U.S. officials are in for a serious grilling on Wednesday as they get hauled before the U.N. Committee against Torture and questioned about about a multitude of ways in which the U.S. appears to be failing to comply with the anti-torture treaty it ratified 20 years ago.
As Jamil Dakwar, director of the ACLU Human Rights Program noted on Monday:
“This marks the first U.N. review of the United States’ torture record since President Obama took office in 2009, and much is at stake. The review will test the pledges President Obama made to reverse disastrous Bush-era policies that led to gross violations of human rights, like torture, secret and incommunicado detention, “extraordinary renditions,” unfair trials, and more. It is also likely to examine practices that emerged or became entrenched during Obama’s time in office, such as indefinite detention at Guantánamo, immigration detention and deportations, and the militarization of the police, as witnessed by the world during this summer’s events in Ferguson.”
The ACLU’s “shadow report” to the committee is a profoundly grim indictment of the nation’s failure to live up to its principles.
And although Obama claims to oppose torture, the New York Times recently reported that he could well fail another key test of his sincerity by reaffirming the Bush administration’s position that the international Convention Against Torture imposes no legal obligation on the U.S. to bar cruelty outside its borders.
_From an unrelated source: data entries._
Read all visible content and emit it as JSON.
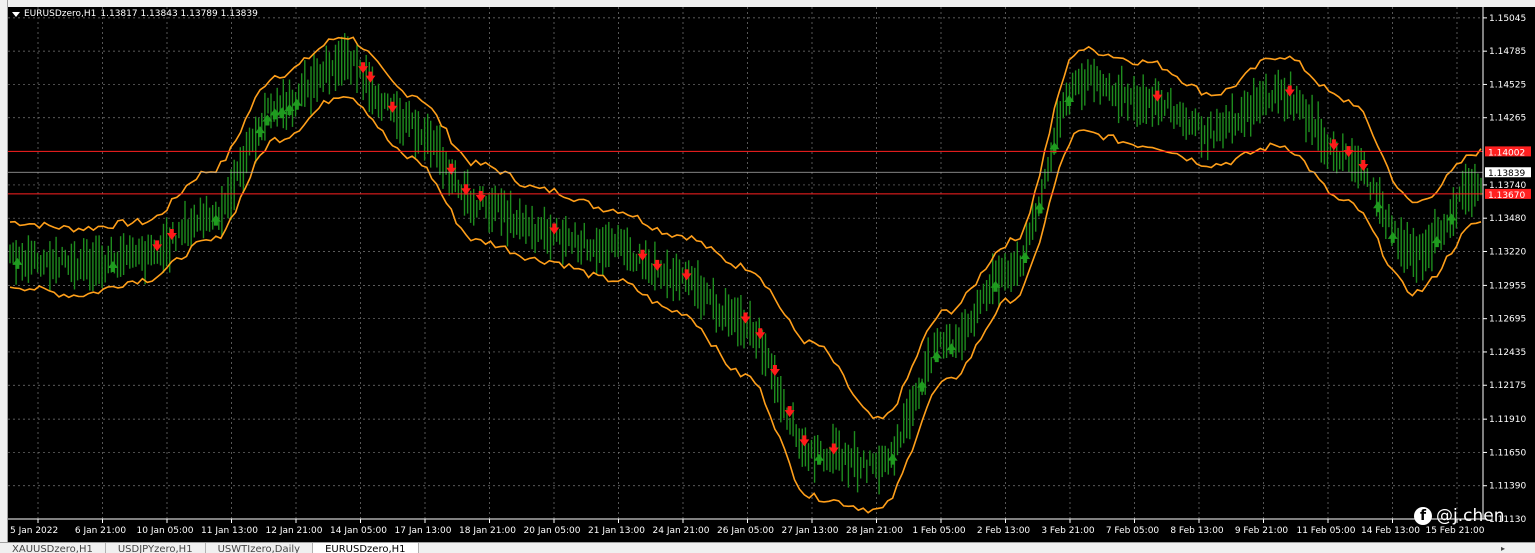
{
  "window": {
    "symbol": "EURUSDzero,H1",
    "ohlc": "1.13817 1.13843 1.13789 1.13839"
  },
  "colors": {
    "background": "#000000",
    "grid": "#7a7a7a",
    "band": "#ff9f1a",
    "candles": "#1e8c1e",
    "buy_arrow": "#1f9b1f",
    "sell_arrow": "#ff1a1a",
    "level_line": "#ff2020",
    "price_line": "#b0b0b0",
    "axis_text": "#ffffff"
  },
  "price_axis": {
    "ticks": [
      "1.15045",
      "1.14785",
      "1.14525",
      "1.14265",
      "1.13740",
      "1.13480",
      "1.13220",
      "1.12955",
      "1.12695",
      "1.12435",
      "1.12175",
      "1.11910",
      "1.11650",
      "1.11390",
      "1.11130"
    ],
    "tick_values": [
      1.15045,
      1.14785,
      1.14525,
      1.14265,
      1.1374,
      1.1348,
      1.1322,
      1.12955,
      1.12695,
      1.12435,
      1.12175,
      1.1191,
      1.1165,
      1.1139,
      1.1113
    ],
    "range": [
      1.1113,
      1.1513
    ],
    "current_price": "1.13839",
    "current_value": 1.13839,
    "levels": [
      {
        "label": "1.14002",
        "value": 1.14002
      },
      {
        "label": "1.13670",
        "value": 1.1367
      }
    ]
  },
  "time_axis": {
    "labels": [
      "5 Jan 2022",
      "6 Jan 21:00",
      "10 Jan 05:00",
      "11 Jan 13:00",
      "12 Jan 21:00",
      "14 Jan 05:00",
      "17 Jan 13:00",
      "18 Jan 21:00",
      "20 Jan 05:00",
      "21 Jan 13:00",
      "24 Jan 21:00",
      "26 Jan 05:00",
      "27 Jan 13:00",
      "28 Jan 21:00",
      "1 Feb 05:00",
      "2 Feb 13:00",
      "3 Feb 21:00",
      "7 Feb 05:00",
      "8 Feb 13:00",
      "9 Feb 21:00",
      "11 Feb 05:00",
      "14 Feb 13:00",
      "15 Feb 21:00"
    ]
  },
  "chart_data": {
    "type": "line",
    "x": [
      "5 Jan 2022",
      "6 Jan 21:00",
      "10 Jan 05:00",
      "11 Jan 13:00",
      "12 Jan 21:00",
      "14 Jan 05:00",
      "17 Jan 13:00",
      "18 Jan 21:00",
      "20 Jan 05:00",
      "21 Jan 13:00",
      "24 Jan 21:00",
      "26 Jan 05:00",
      "27 Jan 13:00",
      "28 Jan 21:00",
      "1 Feb 05:00",
      "2 Feb 13:00",
      "3 Feb 21:00",
      "7 Feb 05:00",
      "8 Feb 13:00",
      "9 Feb 21:00",
      "11 Feb 05:00",
      "14 Feb 13:00",
      "15 Feb 21:00"
    ],
    "ylim": [
      1.1113,
      1.1513
    ],
    "series": [
      {
        "values": [
          1.1318,
          1.1312,
          1.1318,
          1.135,
          1.1435,
          1.147,
          1.142,
          1.136,
          1.1335,
          1.1325,
          1.13,
          1.1265,
          1.1165,
          1.1155,
          1.125,
          1.131,
          1.1455,
          1.144,
          1.1415,
          1.1445,
          1.1395,
          1.132,
          1.1375
        ]
      },
      {
        "values": [
          1.1345,
          1.134,
          1.1345,
          1.1385,
          1.146,
          1.149,
          1.1445,
          1.139,
          1.137,
          1.1355,
          1.1335,
          1.131,
          1.125,
          1.119,
          1.1275,
          1.133,
          1.148,
          1.147,
          1.1445,
          1.1475,
          1.144,
          1.136,
          1.14
        ]
      },
      {
        "values": [
          1.1295,
          1.1288,
          1.13,
          1.133,
          1.141,
          1.1445,
          1.1395,
          1.133,
          1.1315,
          1.13,
          1.1275,
          1.1225,
          1.113,
          1.112,
          1.122,
          1.1285,
          1.1415,
          1.1405,
          1.139,
          1.1405,
          1.136,
          1.129,
          1.1345
        ]
      }
    ],
    "grid": true
  }
}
Obama has already flouted the convention’s requirement that member states hold torturers accountable. I have long argued that his failure there has been particularly profound….
By Dan Froomkin – The//Intercept –